  4. Budgeting

    Plated Review, Is It Worth It?

    Take a closer look at the ready-to-cook meal service, Plated, and learn how the company can help you take the hassle out of home cooking.
  5. Investing News

    How China's Economy is Now Like America's

    China's economy could take the global economy down with it; why that might be good news in the grand scheme.
  6. Investing News

    A 2016 Outlook: What January 2009 Can Teach Us

    January 2009 and January 2016 were similar from an investment standpoint, but from a forward-looking perspective, they were very different.
  7. Chart Advisor

    These 3 ETFs Suggest Commodities Are Headed Lower (COMT,CCX,DBC)

    The charts of these three exchange traded funds suggest that commodities are stuck in a downtrend and it doesn't look like it will reverse any time soon.
  8. Trading Strategies

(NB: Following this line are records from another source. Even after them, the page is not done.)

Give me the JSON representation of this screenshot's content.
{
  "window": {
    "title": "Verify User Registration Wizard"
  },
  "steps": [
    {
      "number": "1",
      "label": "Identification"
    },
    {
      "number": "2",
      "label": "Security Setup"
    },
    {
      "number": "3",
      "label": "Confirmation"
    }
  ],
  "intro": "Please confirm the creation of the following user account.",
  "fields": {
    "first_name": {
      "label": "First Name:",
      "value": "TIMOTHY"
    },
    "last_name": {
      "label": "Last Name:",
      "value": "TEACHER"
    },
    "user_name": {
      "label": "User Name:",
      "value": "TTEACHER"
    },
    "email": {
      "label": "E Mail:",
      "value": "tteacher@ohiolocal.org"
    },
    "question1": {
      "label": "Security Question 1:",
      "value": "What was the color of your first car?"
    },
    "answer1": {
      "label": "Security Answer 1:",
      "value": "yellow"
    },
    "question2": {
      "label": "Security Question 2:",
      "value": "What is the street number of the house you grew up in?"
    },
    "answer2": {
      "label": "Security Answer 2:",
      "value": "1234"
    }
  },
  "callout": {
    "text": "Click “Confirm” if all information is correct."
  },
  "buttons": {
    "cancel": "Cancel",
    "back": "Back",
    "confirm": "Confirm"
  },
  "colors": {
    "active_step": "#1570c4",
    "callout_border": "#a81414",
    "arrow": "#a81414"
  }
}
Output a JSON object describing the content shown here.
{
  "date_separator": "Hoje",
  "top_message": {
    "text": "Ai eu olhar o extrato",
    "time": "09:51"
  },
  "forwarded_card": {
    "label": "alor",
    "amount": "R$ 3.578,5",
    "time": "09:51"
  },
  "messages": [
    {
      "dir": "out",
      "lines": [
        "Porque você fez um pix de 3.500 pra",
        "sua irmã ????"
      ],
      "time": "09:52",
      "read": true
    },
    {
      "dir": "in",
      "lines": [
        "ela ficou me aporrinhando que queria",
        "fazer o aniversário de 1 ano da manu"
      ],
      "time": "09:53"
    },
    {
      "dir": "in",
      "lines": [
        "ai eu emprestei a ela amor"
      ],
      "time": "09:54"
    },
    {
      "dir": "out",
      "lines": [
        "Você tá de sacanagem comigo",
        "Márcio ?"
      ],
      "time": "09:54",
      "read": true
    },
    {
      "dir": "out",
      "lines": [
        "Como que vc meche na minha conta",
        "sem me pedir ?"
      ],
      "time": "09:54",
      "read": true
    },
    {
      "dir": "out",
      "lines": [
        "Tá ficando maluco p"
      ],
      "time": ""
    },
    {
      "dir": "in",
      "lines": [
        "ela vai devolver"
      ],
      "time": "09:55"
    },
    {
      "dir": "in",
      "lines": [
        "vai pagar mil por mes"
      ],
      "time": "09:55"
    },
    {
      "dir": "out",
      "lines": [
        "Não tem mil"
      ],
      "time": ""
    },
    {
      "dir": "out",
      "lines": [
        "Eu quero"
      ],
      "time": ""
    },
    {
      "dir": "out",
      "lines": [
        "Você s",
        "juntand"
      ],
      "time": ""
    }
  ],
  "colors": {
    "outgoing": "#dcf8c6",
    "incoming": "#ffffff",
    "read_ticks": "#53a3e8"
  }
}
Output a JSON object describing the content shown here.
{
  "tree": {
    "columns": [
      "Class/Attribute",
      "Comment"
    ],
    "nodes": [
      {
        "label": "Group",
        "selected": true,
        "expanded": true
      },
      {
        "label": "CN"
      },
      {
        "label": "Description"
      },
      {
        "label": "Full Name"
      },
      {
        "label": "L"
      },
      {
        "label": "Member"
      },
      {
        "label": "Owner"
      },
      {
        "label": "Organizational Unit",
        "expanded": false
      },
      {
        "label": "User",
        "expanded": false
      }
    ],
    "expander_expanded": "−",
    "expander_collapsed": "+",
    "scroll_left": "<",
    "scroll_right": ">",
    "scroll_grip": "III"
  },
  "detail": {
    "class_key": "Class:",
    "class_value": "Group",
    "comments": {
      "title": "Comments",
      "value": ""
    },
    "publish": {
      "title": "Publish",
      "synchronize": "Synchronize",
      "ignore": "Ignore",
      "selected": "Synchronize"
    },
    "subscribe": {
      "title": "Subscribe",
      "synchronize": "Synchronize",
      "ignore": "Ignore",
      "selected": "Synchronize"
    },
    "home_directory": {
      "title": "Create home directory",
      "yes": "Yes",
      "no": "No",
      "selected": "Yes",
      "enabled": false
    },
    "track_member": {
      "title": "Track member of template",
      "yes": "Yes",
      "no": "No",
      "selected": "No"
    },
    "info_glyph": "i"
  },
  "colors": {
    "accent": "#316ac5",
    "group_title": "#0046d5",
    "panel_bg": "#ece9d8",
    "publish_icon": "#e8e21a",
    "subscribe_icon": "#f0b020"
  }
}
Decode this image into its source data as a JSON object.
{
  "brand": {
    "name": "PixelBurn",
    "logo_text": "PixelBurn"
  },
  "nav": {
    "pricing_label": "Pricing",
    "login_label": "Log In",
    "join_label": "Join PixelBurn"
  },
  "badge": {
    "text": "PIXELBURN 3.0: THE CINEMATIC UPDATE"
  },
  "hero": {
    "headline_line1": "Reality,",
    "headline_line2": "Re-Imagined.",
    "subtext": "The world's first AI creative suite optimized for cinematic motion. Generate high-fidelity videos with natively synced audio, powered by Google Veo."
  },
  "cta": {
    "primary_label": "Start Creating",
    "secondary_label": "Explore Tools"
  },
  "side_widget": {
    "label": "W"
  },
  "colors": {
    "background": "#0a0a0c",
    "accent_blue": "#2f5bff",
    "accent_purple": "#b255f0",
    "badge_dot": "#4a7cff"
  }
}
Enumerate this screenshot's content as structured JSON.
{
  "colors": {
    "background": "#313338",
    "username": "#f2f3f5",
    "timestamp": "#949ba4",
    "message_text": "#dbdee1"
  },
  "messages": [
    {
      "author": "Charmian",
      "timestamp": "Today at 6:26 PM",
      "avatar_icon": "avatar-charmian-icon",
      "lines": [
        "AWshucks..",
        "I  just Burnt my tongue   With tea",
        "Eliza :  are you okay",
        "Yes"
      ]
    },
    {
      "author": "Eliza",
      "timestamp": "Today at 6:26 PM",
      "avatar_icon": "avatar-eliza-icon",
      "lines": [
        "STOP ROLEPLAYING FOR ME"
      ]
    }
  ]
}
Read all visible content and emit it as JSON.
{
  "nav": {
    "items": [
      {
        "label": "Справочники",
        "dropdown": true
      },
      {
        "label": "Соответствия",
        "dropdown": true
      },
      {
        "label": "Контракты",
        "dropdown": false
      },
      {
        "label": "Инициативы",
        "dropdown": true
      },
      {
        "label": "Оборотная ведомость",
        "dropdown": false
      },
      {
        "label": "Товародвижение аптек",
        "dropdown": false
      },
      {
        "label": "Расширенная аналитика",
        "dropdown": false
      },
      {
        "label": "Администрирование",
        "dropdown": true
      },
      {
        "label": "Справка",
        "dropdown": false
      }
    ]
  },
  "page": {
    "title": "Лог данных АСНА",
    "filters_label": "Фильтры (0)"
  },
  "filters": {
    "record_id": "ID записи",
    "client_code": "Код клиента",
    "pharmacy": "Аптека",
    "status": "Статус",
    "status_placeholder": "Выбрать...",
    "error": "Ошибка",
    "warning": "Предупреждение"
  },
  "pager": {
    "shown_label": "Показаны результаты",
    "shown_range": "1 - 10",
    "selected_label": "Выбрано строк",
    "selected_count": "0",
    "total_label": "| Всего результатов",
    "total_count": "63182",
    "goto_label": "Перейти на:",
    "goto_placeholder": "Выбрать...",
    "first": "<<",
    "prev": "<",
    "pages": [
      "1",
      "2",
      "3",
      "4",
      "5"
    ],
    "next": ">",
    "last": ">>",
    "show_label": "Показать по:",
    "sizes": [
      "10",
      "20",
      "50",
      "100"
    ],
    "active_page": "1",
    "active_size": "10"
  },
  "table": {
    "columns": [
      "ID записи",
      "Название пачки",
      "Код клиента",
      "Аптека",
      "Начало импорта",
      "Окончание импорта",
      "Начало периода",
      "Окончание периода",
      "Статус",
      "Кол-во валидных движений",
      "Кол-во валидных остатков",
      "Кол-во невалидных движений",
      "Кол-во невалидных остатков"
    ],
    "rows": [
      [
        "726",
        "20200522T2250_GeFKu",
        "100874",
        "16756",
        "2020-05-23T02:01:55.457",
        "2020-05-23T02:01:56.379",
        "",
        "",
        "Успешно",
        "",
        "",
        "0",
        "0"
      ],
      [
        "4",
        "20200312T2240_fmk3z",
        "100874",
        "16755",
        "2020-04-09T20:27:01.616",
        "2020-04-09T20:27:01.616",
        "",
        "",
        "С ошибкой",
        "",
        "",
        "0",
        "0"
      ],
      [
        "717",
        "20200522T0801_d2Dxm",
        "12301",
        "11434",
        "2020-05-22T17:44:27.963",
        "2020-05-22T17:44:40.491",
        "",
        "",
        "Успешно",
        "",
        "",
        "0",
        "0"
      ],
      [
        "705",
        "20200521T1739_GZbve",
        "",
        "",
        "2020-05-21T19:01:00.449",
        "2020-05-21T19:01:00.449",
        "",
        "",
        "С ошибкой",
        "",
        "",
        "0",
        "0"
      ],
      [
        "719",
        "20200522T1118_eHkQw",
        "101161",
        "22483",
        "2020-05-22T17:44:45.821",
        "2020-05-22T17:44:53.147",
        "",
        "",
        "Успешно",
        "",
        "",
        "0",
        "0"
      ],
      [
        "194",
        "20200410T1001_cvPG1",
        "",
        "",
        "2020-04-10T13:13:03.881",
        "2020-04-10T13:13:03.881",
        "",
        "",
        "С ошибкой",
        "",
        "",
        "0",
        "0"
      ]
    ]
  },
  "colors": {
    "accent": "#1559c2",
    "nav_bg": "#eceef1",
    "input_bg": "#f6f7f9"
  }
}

    4 ETFs To Trade the Russian Ruble (RSX, ERUS)

    Discover which exchange-traded funds (ETFs) provide investors with the greatest exposure to the Russian ruble and learn about the risks that come with each.
  9. Chart Advisor

    3 Charts That Suggest Now Is The Time To Invest In Real Estate (VNQ, SPG,PSA)

    Real estate assets have some of the strongest uptrends around. We'll take a look at three candidates poised for a move higher.
  10. Products and Investments

    Are Dividend Stocks a Good Substitute for Bonds?

    Are dividend paying stocks a good substitute for bonds in a low interest rate environment?
RELATED FAQS
  1. Should mutual funds be subject to more regulation?

    Mutual funds, when compared to other types of pooled investments such as hedge funds, have very strict regulations. In fact, ... Read Full Answer >>
  2. Do ETFs pay capital gains?

    Exchange-traded funds (ETFs) can generate capital gains that are transferred to shareholders, typically once a year, triggering ... Read Full Answer >>
  3. How do real estate hedge funds work?

    A hedge fund is a type of investment vehicle and business structure that aggregates capital from multiple investors and invests ... Read Full Answer >>
  4. Are Vanguard ETFs commission-free?

    While some Vanguard exchange-traded funds (ETFs) are available commission-free from third-party brokers, a large portion ... Read Full Answer >>
  5. Do Vanguard ETFs require a minimum investment?

    Vanguard completely waives any U.S. dollar minimum amounts to buy its exchange-traded funds (ETFs), and the minimum ETF investment ... Read Full Answer >>
  6. Can mutual fund expense ratios be negative?

    Mutual fund expense ratios cannot be negative. An expense ratio is the sum total of all fees charged by an asset management ... Read Full Answer >>
COMPANIES IN THIS ARTICLE
Trading Center